** RECORDS SHOWN follows **
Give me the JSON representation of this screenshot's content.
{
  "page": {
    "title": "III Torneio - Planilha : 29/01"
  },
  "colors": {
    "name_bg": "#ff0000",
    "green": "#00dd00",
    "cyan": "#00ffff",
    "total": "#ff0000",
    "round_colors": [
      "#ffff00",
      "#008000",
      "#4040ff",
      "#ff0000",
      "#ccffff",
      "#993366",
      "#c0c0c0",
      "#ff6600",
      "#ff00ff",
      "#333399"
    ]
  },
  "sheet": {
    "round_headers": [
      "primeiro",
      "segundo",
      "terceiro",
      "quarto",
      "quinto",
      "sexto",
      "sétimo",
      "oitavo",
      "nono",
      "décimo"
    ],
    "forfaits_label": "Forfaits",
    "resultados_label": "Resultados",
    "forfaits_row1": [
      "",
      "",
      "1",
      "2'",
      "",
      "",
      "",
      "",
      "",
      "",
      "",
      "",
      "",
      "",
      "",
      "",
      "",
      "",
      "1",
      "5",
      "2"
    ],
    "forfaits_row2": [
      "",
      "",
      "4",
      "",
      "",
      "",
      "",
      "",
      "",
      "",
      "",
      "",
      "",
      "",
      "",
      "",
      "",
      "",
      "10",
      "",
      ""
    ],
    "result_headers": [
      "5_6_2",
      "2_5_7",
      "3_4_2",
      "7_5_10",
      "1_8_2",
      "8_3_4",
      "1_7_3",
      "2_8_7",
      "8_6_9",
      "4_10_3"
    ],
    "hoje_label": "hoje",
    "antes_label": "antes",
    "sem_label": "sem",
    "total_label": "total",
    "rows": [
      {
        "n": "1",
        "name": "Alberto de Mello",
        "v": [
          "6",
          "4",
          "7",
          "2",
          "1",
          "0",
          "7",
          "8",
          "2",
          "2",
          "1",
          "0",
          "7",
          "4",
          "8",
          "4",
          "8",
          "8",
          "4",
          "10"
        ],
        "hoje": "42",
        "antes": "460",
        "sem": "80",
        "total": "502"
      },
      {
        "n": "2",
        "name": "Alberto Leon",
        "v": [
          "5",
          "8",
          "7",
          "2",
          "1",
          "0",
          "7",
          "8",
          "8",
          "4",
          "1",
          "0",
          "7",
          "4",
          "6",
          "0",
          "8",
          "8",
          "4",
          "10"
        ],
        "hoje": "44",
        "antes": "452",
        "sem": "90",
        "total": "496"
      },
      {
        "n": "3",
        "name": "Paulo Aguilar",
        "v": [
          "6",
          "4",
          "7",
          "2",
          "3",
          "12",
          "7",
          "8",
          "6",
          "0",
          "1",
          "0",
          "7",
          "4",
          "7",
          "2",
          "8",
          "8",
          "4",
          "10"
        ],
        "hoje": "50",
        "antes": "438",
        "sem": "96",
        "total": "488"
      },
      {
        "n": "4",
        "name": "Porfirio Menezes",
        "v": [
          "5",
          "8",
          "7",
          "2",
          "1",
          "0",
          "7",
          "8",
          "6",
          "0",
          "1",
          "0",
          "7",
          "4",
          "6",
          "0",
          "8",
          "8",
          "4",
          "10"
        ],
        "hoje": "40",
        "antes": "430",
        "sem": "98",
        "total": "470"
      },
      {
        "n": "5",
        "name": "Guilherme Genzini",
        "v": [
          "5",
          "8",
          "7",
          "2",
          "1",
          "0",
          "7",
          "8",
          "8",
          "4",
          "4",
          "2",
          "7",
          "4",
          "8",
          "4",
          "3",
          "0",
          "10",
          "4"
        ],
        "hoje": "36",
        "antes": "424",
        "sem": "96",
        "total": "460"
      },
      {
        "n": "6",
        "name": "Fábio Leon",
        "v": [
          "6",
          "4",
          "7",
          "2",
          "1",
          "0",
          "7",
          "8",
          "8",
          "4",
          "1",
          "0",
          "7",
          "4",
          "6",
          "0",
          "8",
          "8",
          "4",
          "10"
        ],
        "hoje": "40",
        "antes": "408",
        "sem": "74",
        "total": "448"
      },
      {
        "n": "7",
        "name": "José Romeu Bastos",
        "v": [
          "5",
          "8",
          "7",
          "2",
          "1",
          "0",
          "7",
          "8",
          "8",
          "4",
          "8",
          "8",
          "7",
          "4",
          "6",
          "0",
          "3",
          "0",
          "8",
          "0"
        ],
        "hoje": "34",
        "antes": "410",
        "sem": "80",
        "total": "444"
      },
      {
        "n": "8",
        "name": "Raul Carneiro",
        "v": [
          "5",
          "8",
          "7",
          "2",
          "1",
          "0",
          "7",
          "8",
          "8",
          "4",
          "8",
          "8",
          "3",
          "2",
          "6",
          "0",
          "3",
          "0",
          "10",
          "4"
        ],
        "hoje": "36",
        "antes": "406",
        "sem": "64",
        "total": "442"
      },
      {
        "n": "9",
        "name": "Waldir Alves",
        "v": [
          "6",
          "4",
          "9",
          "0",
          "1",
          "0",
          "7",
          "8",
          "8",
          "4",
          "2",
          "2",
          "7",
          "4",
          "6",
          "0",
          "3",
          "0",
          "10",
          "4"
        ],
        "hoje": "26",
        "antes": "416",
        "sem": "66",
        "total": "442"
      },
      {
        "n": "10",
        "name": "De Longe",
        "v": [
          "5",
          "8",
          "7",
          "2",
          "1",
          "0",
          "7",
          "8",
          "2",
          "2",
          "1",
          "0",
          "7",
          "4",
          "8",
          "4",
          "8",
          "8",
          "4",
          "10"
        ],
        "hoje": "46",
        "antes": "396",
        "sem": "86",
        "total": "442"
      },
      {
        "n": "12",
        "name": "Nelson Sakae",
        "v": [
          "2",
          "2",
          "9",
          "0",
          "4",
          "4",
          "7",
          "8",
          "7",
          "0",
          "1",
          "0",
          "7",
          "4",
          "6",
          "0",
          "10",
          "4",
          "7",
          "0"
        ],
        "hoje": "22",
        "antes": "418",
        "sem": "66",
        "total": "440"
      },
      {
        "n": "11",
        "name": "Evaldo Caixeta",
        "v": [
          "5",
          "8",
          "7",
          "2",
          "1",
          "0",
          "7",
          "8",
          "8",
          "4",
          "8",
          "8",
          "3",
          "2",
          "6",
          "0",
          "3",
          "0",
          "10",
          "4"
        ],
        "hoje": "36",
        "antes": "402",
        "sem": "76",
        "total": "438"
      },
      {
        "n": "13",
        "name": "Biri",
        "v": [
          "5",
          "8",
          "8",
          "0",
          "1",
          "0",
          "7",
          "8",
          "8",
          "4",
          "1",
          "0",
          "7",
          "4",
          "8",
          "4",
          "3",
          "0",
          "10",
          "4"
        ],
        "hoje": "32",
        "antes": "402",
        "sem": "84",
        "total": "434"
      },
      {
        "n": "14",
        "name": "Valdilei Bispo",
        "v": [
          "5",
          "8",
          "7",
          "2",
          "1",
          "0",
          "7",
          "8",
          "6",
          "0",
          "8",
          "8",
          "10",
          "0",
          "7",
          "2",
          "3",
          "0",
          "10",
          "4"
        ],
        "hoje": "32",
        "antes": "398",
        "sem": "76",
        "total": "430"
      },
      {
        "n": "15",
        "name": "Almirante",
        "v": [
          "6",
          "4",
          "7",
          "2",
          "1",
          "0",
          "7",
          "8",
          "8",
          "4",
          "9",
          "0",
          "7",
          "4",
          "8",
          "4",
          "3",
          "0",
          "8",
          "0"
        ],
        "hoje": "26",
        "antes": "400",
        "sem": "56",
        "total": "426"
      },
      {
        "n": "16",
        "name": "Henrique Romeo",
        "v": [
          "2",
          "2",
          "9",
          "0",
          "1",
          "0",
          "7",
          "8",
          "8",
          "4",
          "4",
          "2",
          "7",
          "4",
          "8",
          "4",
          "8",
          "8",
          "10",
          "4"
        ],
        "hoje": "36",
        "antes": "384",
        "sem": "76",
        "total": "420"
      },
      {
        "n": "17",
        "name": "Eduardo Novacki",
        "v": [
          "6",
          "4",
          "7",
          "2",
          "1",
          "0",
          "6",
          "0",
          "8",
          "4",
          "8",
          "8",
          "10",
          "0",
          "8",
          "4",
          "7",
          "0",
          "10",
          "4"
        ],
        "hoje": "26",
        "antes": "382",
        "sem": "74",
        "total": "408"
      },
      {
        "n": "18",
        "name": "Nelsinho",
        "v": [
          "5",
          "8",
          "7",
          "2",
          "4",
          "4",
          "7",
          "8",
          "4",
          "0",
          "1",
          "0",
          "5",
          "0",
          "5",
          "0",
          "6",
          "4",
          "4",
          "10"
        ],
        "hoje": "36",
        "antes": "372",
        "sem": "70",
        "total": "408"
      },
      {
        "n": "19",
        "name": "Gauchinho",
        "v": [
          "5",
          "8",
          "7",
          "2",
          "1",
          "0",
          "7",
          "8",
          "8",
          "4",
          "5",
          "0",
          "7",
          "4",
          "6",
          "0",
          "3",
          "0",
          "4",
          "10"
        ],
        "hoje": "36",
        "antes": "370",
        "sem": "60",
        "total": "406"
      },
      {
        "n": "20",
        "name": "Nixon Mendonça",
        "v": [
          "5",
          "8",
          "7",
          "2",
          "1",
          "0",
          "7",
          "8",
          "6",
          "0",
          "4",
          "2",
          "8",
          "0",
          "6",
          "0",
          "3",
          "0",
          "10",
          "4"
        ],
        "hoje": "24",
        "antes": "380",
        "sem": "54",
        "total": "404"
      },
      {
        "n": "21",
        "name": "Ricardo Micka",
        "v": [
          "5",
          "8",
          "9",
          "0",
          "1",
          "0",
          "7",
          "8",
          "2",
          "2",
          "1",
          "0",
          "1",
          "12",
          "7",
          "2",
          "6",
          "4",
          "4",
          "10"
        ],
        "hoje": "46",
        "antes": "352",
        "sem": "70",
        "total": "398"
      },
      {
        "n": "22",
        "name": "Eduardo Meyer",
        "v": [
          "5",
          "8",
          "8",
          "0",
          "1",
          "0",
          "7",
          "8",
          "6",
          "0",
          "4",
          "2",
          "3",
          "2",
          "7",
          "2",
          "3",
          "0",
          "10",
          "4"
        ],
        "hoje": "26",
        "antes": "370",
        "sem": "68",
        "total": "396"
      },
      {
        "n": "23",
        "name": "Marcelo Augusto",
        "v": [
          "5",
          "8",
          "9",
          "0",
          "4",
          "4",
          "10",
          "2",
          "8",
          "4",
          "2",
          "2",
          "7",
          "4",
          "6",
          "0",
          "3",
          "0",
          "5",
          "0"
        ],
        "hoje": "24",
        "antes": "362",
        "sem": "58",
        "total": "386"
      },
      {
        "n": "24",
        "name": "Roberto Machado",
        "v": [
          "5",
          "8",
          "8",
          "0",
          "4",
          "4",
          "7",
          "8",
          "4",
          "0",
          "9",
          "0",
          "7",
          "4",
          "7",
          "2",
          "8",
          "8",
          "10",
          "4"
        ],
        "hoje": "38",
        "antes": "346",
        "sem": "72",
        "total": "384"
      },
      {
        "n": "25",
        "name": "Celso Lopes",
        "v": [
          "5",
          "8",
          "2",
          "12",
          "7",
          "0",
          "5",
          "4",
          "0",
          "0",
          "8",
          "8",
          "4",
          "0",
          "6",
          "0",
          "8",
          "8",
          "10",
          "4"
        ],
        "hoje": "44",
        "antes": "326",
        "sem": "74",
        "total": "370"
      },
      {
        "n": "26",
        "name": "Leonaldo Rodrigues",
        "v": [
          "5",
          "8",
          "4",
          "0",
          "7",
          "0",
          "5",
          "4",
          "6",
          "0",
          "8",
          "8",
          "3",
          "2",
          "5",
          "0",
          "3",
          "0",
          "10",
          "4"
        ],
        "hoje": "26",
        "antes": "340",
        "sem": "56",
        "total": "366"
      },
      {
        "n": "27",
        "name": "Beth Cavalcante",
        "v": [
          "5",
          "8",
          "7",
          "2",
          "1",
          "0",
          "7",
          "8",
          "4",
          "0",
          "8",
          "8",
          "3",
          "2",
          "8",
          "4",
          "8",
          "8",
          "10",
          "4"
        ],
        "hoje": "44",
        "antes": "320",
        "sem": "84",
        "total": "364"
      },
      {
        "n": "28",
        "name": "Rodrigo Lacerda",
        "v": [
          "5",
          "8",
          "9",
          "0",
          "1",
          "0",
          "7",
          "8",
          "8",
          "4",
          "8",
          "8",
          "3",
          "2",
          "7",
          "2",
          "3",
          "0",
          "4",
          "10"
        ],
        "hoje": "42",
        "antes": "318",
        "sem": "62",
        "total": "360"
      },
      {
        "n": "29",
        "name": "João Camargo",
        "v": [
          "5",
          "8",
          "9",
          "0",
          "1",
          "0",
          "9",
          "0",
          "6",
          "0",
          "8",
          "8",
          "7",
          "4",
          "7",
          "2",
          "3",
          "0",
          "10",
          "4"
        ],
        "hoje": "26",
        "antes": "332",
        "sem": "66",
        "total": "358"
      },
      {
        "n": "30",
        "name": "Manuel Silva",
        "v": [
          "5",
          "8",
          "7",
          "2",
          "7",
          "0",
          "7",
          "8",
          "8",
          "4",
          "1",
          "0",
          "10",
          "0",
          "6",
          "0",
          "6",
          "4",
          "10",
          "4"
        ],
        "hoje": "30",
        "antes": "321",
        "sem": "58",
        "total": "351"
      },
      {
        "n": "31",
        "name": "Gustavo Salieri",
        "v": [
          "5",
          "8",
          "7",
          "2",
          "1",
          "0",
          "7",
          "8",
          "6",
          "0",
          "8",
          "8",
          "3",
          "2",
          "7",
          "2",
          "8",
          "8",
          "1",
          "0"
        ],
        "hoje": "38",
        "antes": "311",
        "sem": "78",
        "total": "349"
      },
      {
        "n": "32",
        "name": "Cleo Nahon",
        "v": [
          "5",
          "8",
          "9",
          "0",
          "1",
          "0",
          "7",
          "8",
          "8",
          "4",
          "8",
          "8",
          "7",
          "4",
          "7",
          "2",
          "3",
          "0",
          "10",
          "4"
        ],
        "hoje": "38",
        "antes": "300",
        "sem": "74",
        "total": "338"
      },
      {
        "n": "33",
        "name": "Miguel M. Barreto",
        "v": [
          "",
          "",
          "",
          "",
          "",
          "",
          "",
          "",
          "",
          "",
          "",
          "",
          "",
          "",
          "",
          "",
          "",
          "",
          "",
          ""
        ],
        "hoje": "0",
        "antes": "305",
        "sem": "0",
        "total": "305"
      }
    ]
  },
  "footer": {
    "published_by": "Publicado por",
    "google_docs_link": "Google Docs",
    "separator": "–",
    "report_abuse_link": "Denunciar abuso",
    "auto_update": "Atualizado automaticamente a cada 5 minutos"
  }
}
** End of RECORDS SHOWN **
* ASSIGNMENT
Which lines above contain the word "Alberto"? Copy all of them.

* WORKED SOLUTION
        "name": "Alberto de Mello",
        "name": "Alberto Leon",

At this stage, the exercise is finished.